= Beginning of Section =
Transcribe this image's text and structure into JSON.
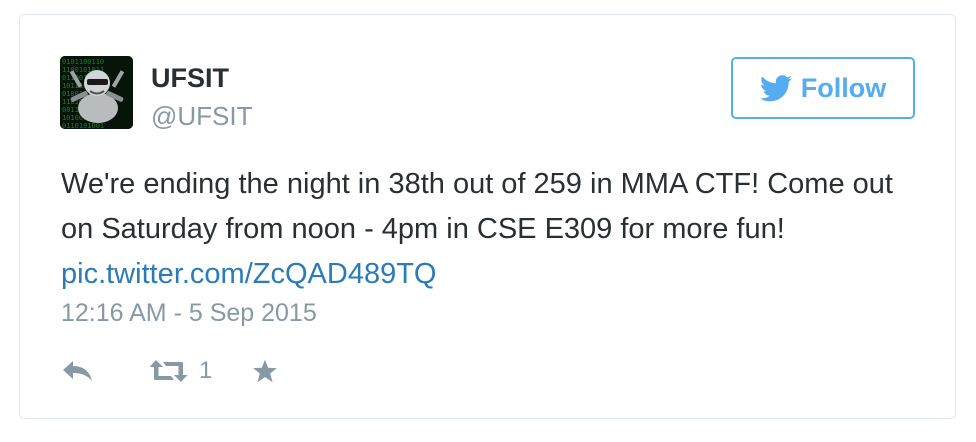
{
  "user": {
    "name": "UFSIT",
    "handle": "@UFSIT"
  },
  "follow": {
    "label": "Follow",
    "icon": "twitter-bird-icon"
  },
  "tweet": {
    "text": "We're ending the night in 38th out of 259 in MMA CTF! Come out on Saturday from noon - 4pm in CSE E309 for more fun! ",
    "link": "pic.twitter.com/ZcQAD489TQ",
    "timestamp": "12:16 AM - 5 Sep 2015"
  },
  "actions": {
    "reply_icon": "reply-icon",
    "retweet_icon": "retweet-icon",
    "retweet_count": "1",
    "favorite_icon": "star-icon"
  },
  "colors": {
    "accent": "#55acee",
    "link": "#2b7bb9",
    "text": "#292f33",
    "muted": "#8899a6",
    "border": "#e1e8ed"
  }
}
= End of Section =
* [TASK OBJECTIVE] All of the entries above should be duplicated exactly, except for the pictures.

* [RESPONSE TO THE EXERCISE]
Transcribe this image's text and structure into JSON.
{
  "user": {
    "name": "UFSIT",
    "handle": "@UFSIT"
  },
  "follow": {
    "label": "Follow",
    "icon": "twitter-bird-icon"
  },
  "tweet": {
    "text": "We're ending the night in 38th out of 259 in MMA CTF! Come out on Saturday from noon - 4pm in CSE E309 for more fun! ",
    "link": "pic.twitter.com/ZcQAD489TQ",
    "timestamp": "12:16 AM - 5 Sep 2015"
  },
  "actions": {
    "reply_icon": "reply-icon",
    "retweet_icon": "retweet-icon",
    "retweet_count": "1",
    "favorite_icon": "star-icon"
  },
  "colors": {
    "accent": "#55acee",
    "link": "#2b7bb9",
    "text": "#292f33",
    "muted": "#8899a6",
    "border": "#e1e8ed"
  }
}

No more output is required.